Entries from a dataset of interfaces
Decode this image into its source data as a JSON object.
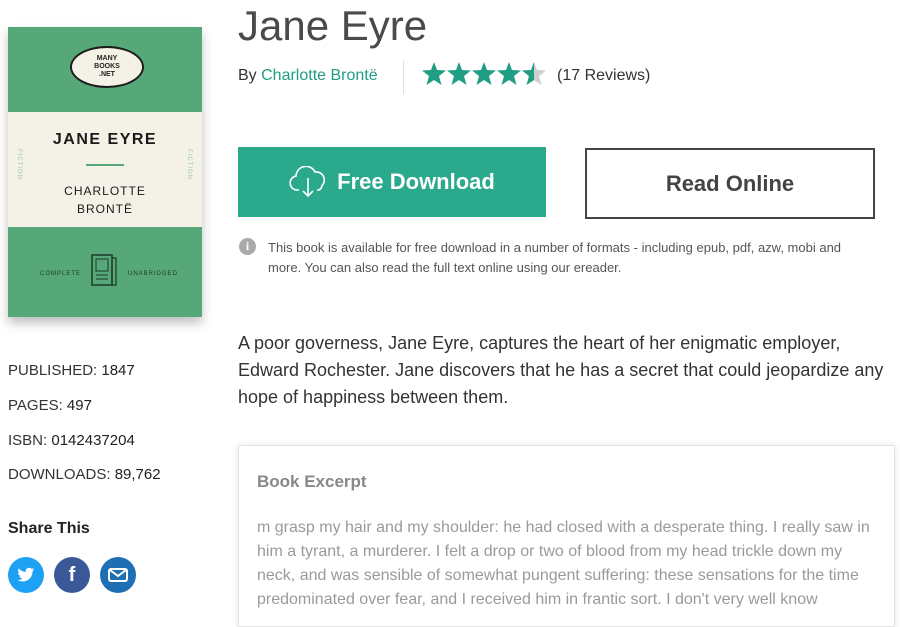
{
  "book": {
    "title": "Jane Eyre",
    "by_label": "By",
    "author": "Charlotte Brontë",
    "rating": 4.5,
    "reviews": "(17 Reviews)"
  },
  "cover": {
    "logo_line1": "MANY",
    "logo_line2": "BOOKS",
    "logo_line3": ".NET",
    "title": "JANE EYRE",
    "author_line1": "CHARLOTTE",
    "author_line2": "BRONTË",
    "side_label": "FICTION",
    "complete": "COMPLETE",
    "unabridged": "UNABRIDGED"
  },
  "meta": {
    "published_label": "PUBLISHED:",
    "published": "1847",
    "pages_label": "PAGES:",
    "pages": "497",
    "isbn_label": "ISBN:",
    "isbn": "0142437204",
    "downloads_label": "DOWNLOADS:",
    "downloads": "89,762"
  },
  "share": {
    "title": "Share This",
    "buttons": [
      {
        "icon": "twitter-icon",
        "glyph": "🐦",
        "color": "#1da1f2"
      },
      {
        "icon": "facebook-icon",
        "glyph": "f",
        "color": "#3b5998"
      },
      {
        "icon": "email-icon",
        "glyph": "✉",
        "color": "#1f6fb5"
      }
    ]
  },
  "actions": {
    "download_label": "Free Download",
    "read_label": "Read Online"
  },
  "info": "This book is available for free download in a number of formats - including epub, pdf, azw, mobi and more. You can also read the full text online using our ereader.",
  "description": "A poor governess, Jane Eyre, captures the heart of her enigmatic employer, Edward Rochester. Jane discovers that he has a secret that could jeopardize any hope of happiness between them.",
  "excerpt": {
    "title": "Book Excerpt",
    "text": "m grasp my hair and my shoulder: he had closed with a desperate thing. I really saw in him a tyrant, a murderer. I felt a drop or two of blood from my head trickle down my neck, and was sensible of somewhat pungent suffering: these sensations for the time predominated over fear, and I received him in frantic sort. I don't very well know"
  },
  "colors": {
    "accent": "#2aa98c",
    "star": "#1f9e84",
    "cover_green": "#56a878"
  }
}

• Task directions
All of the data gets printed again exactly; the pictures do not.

• Written response
Decode this image into its source data as a JSON object.
{
  "book": {
    "title": "Jane Eyre",
    "by_label": "By",
    "author": "Charlotte Brontë",
    "rating": 4.5,
    "reviews": "(17 Reviews)"
  },
  "cover": {
    "logo_line1": "MANY",
    "logo_line2": "BOOKS",
    "logo_line3": ".NET",
    "title": "JANE EYRE",
    "author_line1": "CHARLOTTE",
    "author_line2": "BRONTË",
    "side_label": "FICTION",
    "complete": "COMPLETE",
    "unabridged": "UNABRIDGED"
  },
  "meta": {
    "published_label": "PUBLISHED:",
    "published": "1847",
    "pages_label": "PAGES:",
    "pages": "497",
    "isbn_label": "ISBN:",
    "isbn": "0142437204",
    "downloads_label": "DOWNLOADS:",
    "downloads": "89,762"
  },
  "share": {
    "title": "Share This",
    "buttons": [
      {
        "icon": "twitter-icon",
        "glyph": "🐦",
        "color": "#1da1f2"
      },
      {
        "icon": "facebook-icon",
        "glyph": "f",
        "color": "#3b5998"
      },
      {
        "icon": "email-icon",
        "glyph": "✉",
        "color": "#1f6fb5"
      }
    ]
  },
  "actions": {
    "download_label": "Free Download",
    "read_label": "Read Online"
  },
  "info": "This book is available for free download in a number of formats - including epub, pdf, azw, mobi and more. You can also read the full text online using our ereader.",
  "description": "A poor governess, Jane Eyre, captures the heart of her enigmatic employer, Edward Rochester. Jane discovers that he has a secret that could jeopardize any hope of happiness between them.",
  "excerpt": {
    "title": "Book Excerpt",
    "text": "m grasp my hair and my shoulder: he had closed with a desperate thing. I really saw in him a tyrant, a murderer. I felt a drop or two of blood from my head trickle down my neck, and was sensible of somewhat pungent suffering: these sensations for the time predominated over fear, and I received him in frantic sort. I don't very well know"
  },
  "colors": {
    "accent": "#2aa98c",
    "star": "#1f9e84",
    "cover_green": "#56a878"
  }
}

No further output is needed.